How can governments balance security and innovation in the cloud?
Mitch Young, President, APJ, ServiceNow, discusses how governments can get the best of both worlds.
Such acts always bring a sense of thrill and danger - one wrong move, and things would go awry. Governments are facing a similar balancing act now between security and innovation as they move to the cloud.
“Too much focus on one can either lead to higher security risks, or adversely affect innovation,” says Mitch Young, APJ President at ServiceNow. He discusses how governments can get the best of both worlds.
Transform legacy systems
When Covid-19 hit, the UK Department for Environment, Food & Rural Affairs needed to ensure six of its citizen-facing applications were still up and running. It worked with ServiceNow to connect different cloud-based reporting systems, departments and processes together to ensure services are still delivered smoothly during the pandemic.
Governments should look at connecting workflows between different departments, Young says. IT, risk and security teams often work in silos, and not necessarily on the same systems.
Technologies that connect disparate processes will allow teams across different departments to share information and collaborate easily to provide responsive, agile services.
For organisations looking to migrate systems to the cloud, moving away from legacy systems can be a “daunting task”, says Young. Limited budgets and resources are some obstacles standing in the way of a smooth and speedy transition.

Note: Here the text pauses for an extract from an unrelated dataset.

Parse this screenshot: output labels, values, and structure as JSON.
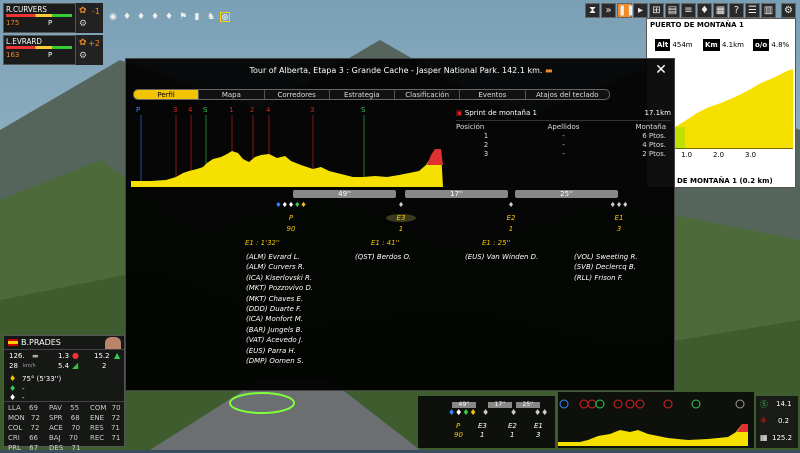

Many governments are investing in cloud services that help to integrate data across legacy systems and services, he adds. This would allow for greater flexibility and new systems to be set up quickly.
Prioritise and automate threat response
To confidently transition to a cloud environment, governments need to deliver the same level of control, security and governance found in their on-premise and private cloud networks, Young says.
Governments must prioritise and automate their security threat response to double down on their security efforts without compromising on innovation, he adds.
AI can help security teams proactively identify and respond to vulnerabilities; while machine learning can determine if any department has responded to a similar situation before and execute the same response quickly.
ServiceNow’s Now Platform helps organisations automate tasks such as prioritising threats and providing better context on the threat, Young says. Once a security incident is resolved, it generates an automatic review to help teams better assess their security health.
Australian financial services company AMP reduced its security incident response times by 60 per cent with the help of ServiceNow. It automated manual processes and helped the company determine the most pressing threats to respond to.
The best of both worlds
Is it possible for governments to strike a balance between security and innovation? With ServiceNow’s platform hosted on Microsoft Azure cloud, Young believes it’s possible.
Governments and players in highly regulated industries “will be able to use ServiceNow to power their digital transformation efforts, while tapping into Microsoft’s deep expertise in data protection, security and privacy”.
The Now Platform on Microsoft Azure also allows agencies to meet data residency requirements, he explains. They can keep at-rest data secure inside the country, and have the flexibility to use the cloud to scale and innovate quickly.
Governments don’t have to make a compromise between security and innovation in the cloud. With the right tools, organisations can indeed get the best of both worlds.